Dirty Dozen list from IRS opens with phishing, smishing scams

The IRS opened its annual Dirty Dozen list of scams that target tax professionals, taxpayers, and businesses on Thursday with a warning about evolving phishing and smishing scams designed to steal sensitive information.

Fraudsters and identity thieves use these scams to trick recipients into clicking a suspicious link, filling out personal and financial information, or downloading malware onto their computer, the IRS said in a news release.

“Scammers are relentless in their attempts to obtain sensitive financial and personal information, and impersonating the IRS remains a favorite tactic,” IRS Commissioner Danny Werfel said in the release. “People can be anxious to get the latest information about their refund or other tax issues, so scammers frequently try using the IRS as a way to trick people.”

Started in 2002, the annual Dirty Dozen campaign lists 12 scams and is designed to raise awareness and protect taxpayers and tax pros from common frauds. The Dirty Dozen has included phishing since at least 2010, while smishing first appeared on the 2023 list.

These fraudulent messages can be unsolicited texts or emails to lure unsuspecting victims to provide personal and financial information that can lead to identity theft. The two main types are:

  • Phishing: An email claiming to come from the IRS that lures the victims with a variety of ruses such as enticing victims with a phony tax refund or threatening them with false legal or criminal charges for tax fraud.
  • Smishing: A text or smartphone SMS message where scammers often use alarming language such as, “Your account has now been put on hold,” or “Unusual Activity Report,” with a bogus “Solutions” link to restore the recipient’s account. Unexpected tax refunds are another potential lure for scam artists.

The IRS typically uses regular mail to initiate contact with a taxpayer. It does not use email, text, or social media to initiate contact about a bill or tax refund.

The Report Phishing and Online Scams page at IRS.gov provides details on how to report a phishing or smishing scam. The IRS also recommends the Federal Communications Commission’s Smartphone Security Checker as a tool against mobile security threats.

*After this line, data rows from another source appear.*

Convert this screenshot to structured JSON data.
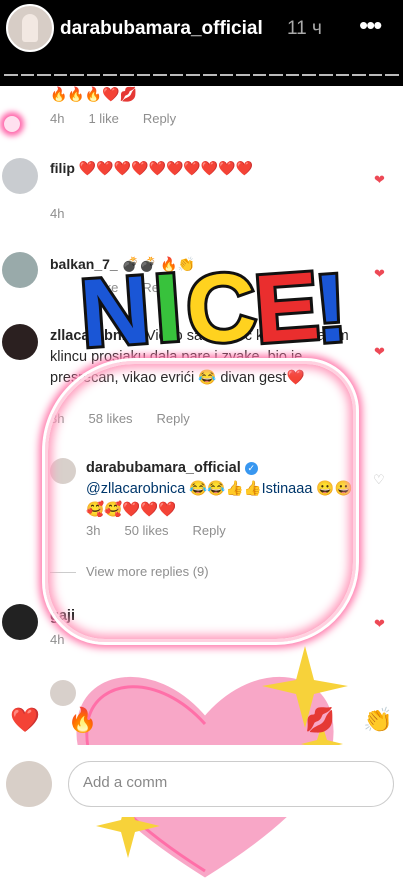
{
  "header": {
    "username": "darabubamara_official",
    "time": "11 ч",
    "more": "•••"
  },
  "comments": [
    {
      "username": "",
      "text": "🔥🔥🔥❤️💋",
      "time": "4h",
      "likes": "1 like",
      "reply": "Reply"
    },
    {
      "username": "filip",
      "text": "❤️❤️❤️❤️❤️❤️❤️❤️❤️❤️",
      "time": "4h",
      "likes": "",
      "reply": ""
    },
    {
      "username": "balkan_7_",
      "text": "💣💣 🔥👏",
      "time": "",
      "likes": "1 like",
      "reply": "Reply"
    },
    {
      "username": "zllacarobnica",
      "text": "Video sam sinoc kako si malom klincu prosjaku dala pare i zvake, bio je presrecan, vikao evrići 😂 divan gest❤️",
      "time": "3h",
      "likes": "58 likes",
      "reply": "Reply"
    },
    {
      "username": "darabubamara_official",
      "text": "@zllacarobnica 😂😂👍👍Istinaaa 😀😀🥰🥰❤️❤️❤️",
      "time": "3h",
      "likes": "50 likes",
      "reply": "Reply"
    },
    {
      "username": "gaji",
      "text": "",
      "time": "4h",
      "likes": "",
      "reply": ""
    }
  ],
  "view_more": "View more replies (9)",
  "stickers": {
    "nice": "NICE!"
  },
  "emoji_bar": [
    "❤️",
    "🔥",
    "💋",
    "👏"
  ],
  "add_comment": {
    "placeholder": "Add a comm"
  }
}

Leave a Reply

Your email address will not be published. Required fields are marked *